The lottery is a game of chance where people pay a small amount of money in exchange for the opportunity to win a large sum of money. Some lotteries are run by governments, and some are private. People use the money from their winnings to buy goods and services, often at a discount. Others use it to finance their retirement or children’s college education. In some cases, people even use the money to pay off their debts.
The chances of winning a lottery vary widely depending on the rules of each individual lottery. However, the general rule is that the more tickets you purchase, the better your odds of winning. This is because each ticket increases your share of the prize pool. However, if you’re not interested in buying many tickets, there are other ways to increase your odds of winning. For example, you can choose the numbers that are most popular with other players or you can opt for Quick Picks that have a predetermined set of numbers.

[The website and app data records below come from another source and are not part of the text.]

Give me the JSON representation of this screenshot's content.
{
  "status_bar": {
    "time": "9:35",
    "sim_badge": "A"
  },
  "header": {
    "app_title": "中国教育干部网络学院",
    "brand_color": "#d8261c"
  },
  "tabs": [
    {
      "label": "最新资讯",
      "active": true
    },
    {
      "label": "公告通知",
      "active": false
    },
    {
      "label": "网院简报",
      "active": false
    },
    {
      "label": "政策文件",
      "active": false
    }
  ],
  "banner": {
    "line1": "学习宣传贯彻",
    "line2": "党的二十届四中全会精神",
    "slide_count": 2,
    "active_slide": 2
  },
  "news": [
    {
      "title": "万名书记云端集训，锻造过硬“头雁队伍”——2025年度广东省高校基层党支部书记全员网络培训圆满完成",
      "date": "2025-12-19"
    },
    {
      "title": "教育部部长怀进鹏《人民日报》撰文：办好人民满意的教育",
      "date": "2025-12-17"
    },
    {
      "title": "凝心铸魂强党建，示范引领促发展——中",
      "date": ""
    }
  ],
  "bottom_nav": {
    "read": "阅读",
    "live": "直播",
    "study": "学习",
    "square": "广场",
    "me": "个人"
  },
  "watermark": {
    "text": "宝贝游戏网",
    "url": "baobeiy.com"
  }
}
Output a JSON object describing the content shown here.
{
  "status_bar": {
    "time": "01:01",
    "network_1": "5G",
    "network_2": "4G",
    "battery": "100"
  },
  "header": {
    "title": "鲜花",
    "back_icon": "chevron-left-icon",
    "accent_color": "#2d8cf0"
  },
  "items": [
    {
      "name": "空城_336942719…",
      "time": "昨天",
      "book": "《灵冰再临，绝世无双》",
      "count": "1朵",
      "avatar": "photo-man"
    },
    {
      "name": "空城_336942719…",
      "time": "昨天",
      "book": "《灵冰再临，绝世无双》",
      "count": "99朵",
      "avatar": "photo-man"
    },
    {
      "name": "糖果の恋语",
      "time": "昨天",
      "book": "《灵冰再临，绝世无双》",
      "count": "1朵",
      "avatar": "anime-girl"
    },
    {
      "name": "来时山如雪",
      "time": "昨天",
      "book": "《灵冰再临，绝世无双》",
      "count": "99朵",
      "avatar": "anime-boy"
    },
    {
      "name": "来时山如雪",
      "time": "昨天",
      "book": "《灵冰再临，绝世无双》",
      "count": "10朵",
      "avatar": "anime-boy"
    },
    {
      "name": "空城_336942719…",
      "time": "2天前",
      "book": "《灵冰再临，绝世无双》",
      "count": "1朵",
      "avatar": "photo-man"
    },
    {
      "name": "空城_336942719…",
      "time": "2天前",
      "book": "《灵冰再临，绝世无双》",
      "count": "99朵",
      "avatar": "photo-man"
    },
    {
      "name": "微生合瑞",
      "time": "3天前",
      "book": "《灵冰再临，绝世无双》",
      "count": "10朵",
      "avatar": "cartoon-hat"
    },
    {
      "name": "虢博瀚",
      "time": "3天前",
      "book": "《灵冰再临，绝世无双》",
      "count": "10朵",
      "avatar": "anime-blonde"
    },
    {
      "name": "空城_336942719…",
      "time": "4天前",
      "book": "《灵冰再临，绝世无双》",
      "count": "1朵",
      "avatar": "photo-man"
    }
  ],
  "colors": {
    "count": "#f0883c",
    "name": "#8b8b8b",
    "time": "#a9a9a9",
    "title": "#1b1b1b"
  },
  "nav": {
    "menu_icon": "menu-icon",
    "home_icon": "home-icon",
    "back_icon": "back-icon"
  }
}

Despite the fact that the odds of winning are very low, some people still play the lottery. In fact, Americans spend over $80 billion a year on lottery tickets. This is the equivalent of more than $600 per household. This is a huge amount of money that could be used for something else, like emergency savings or paying off debt.
It’s also important to understand how the odds of a lottery work before you start playing. Basically, the odds are the percentage of the time that you’ll win the prize. The odds of a lottery are calculated by multiplying the number of winning tickets by the total number of tickets sold. This is an extremely simple formula and you can do it yourself using a calculator.
There are a few other things you should keep in mind when playing the lottery. For example, if you’re playing the Powerball lottery, you have a much lower chance of winning than if you played a smaller drawing. This is because the Powerball draw has a larger pool of prizes and a smaller base of potential winners.
One of the biggest reasons that people play the lottery is because they think that they have a chance to change their lives for the better. For example, if you win the lottery, you might be able to afford a new house or car. Or you might be able to take your family on a vacation abroad. This is a big dream, but it’s important to remember that the odds of winning are very low.
You can learn more about the probability of winning a lottery by studying the statistics from previous drawings. Many state lotteries publish this information online, so you can learn more about how the odds of winning are calculated. Alternatively, you can study the odds by looking for patterns in the numbers that have won in the past. For example, if you look at the numbers that have won before, you might notice that they tend to be digits that appear in sequences of 1-2-3-4-5-6.